CSCN1: CranioSacral Therapy for Cranial Nerves 1
CSCN1-V September 22-25, 2024 VIRTUAL Central Time (Minneapolis)
This online course provides the same learning and educational objectives as the in-person, four-day Upledger course CranioSacral Therapy for Cranial Nerves 1. The first three days include lecture, videos, and self-treatment/palpation of the cranial nerves. The fourth day includes lecture, technique demonstration, and self-treatment or treatment of another person (if comfortable in your environment and available to you on Sunday, from approximately 3-5 Central time.
The cranial nerve meditations and self-palpation exercises provided give students a unique opportunity to explore and experience their own anatomy. When we embody a felt sense of our own internal anatomical structures, we can hold a more resonant therapeutic space for our patients and clients. This leads to more effective palpation through blending and melding, and ultimately produces better clinical outcomes.
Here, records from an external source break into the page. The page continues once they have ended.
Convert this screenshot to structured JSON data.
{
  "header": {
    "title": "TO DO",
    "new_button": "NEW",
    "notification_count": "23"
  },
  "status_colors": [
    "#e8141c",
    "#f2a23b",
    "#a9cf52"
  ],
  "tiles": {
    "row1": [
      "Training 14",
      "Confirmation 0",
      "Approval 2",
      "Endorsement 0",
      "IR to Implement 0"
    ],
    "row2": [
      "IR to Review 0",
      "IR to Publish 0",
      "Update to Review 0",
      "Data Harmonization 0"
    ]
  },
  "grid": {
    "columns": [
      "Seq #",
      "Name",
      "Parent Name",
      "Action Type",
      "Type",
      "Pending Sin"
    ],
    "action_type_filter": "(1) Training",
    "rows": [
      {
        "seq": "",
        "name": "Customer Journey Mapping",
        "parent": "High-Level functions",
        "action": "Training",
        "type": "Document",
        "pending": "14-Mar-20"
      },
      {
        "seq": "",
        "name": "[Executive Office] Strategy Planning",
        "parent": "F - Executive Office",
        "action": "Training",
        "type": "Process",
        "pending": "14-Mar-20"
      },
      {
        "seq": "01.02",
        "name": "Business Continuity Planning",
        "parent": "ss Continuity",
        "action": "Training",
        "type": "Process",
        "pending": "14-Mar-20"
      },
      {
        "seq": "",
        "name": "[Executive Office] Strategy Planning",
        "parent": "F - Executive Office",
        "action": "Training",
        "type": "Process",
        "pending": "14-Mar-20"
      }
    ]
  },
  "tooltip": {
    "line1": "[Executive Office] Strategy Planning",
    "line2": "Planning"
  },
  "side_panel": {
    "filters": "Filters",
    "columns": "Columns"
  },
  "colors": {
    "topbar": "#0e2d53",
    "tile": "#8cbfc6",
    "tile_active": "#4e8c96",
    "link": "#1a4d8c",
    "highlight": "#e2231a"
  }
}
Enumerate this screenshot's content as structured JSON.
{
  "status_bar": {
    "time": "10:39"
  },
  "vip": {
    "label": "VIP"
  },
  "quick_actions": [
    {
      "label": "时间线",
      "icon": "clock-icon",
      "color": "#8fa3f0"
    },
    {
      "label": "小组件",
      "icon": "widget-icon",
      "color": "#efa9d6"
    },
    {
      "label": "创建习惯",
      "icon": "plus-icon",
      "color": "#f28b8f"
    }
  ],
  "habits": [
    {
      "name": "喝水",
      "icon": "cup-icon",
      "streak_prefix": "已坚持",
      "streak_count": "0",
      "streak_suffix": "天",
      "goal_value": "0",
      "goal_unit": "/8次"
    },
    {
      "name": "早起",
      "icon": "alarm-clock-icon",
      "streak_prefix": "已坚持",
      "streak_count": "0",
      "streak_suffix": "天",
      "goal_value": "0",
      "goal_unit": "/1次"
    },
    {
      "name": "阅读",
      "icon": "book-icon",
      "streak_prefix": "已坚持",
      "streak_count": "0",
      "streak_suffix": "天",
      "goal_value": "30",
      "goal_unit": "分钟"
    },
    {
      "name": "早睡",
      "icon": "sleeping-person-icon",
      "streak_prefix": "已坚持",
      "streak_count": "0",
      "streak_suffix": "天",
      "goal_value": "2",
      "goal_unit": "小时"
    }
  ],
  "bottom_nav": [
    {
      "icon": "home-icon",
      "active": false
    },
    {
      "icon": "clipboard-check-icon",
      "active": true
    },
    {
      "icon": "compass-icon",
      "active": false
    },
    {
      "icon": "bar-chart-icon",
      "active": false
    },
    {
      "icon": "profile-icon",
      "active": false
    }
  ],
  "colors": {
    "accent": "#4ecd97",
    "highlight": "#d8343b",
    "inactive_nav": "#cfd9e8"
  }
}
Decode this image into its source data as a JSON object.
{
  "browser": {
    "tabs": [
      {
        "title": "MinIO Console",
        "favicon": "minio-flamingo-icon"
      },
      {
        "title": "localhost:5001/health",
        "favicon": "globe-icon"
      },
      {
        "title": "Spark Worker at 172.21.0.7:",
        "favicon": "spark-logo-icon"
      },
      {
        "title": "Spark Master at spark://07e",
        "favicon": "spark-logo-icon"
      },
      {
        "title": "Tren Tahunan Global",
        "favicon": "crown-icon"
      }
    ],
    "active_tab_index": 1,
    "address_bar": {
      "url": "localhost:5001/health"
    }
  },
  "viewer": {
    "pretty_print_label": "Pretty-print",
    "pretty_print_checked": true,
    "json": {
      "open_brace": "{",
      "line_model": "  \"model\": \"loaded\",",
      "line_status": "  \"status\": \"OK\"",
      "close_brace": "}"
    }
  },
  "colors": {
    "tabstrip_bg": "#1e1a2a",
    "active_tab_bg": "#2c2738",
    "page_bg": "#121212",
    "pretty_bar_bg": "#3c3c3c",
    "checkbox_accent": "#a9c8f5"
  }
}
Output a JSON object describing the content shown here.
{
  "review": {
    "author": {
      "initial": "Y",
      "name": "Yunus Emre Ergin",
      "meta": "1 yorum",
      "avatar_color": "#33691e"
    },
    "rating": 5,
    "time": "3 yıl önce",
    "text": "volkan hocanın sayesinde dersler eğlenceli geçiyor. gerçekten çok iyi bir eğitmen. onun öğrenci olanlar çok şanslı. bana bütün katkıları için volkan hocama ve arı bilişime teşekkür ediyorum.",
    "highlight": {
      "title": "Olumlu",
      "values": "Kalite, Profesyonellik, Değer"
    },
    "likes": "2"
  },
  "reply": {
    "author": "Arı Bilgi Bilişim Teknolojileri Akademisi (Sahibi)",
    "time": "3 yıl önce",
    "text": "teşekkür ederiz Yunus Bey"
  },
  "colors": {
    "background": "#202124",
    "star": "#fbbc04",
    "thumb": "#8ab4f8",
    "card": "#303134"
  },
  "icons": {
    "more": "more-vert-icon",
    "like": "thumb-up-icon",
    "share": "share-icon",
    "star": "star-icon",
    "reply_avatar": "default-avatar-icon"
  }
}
The 12 cranial nerves are a key part of our nervous system and contribute greatly to our wellbeing. They oversee the five senses of smell, sight, hearing, touch, and taste. They help to maintain homeostasis and regulation of our heart rate, breathing, digestion, and blood pressure. They assist in maintaining our equilibrium and balance. New research shows that they play an important role in social engagement, trauma recovery, and human survival in mammalian social groups. Like any other nerve or physiological structure in the body, cranial nerves can become dysfunctional due to a number of different reasons: osseous or membranous restrictions within the cranium or cervical region; inflammation; injury, disease, or trauma; demyelination; poor intracranial pressure; or poor vascularization and blood flow. CranioSacral Therapists are in a unique position to be able to directly affect the recovery and function of cranial nerves through their structural and energetic practices.
This course focuses on the anatomy and physiology of the 12 cranial nerves, how they might become dysfunctional, and how to help restore function using new and existing techniques derived from Upledger CranioSacral Therapy. Participants will:
• Briefly review of key CS1 and CS2 concepts.
• Learn new ways to specifically address cranial nerve dysfunction.
• Work on deepening skills related to palpation and therapeutic presence.
• Apply all the information acquired to increase their confidence and efficacy within a CST treatment session.
The course carries a prerequisite of CS2 to help ensure students have a strong foundation in Upledger’s CST paradigm and core skills. Like other Upledger CST courses, this one blends lecture, demonstration, and hands-on practice. Experiential learning of the material is given high priority. Throughout the workshop, students will receive comprehensive information on the 12 nerves beyond what is covered in other Upledger CST classes. As such, this course provides an excellent optional preparation or support for those moving into or already practicing advanced pediatric CST (CSP), obstetrics CST (CCPB), or The Brain Speaks (TBS) work.
YOU WILL BE PROVIDED THE ON-LINE ACCESS INFORMATION 5-6 DAYS PRIOR TO THE COURSE. Please respect the integrity of the work and the program, and the privacy of participants and presenter/s. No still or video screen captures are permitted during this program.
Required reading is Chapter 1: Cranial Nerves, pages 1 – 110, in CranioSacral Therapy II: Beyond the Dura by John E. Upledger, DO, OMM, available at http://shop.iahe.com/Product-List/Textbooks/CranioSacral-Therapy-II-Beyond-the-Dura. Review CS1 and CS2 classroom notes and study guides.
~ Cranial Nerves: Function and Dysfunction and ~Manual Therapy for the Cranial Nerves; which is available at
Other Study: please arrive at class familiar with the following anatomical landmarks and their locations:
Cribiform plate of the ethmoid
Lesser wing of the sphenoid
Superior orbital fissure
Internal auditory meatus
External auditory meatus
Third and fourth ventricles
Falx cerebri, falx cerebelli, tentorium
Brain stem — midbrain, pons, medulla
Tell a Friend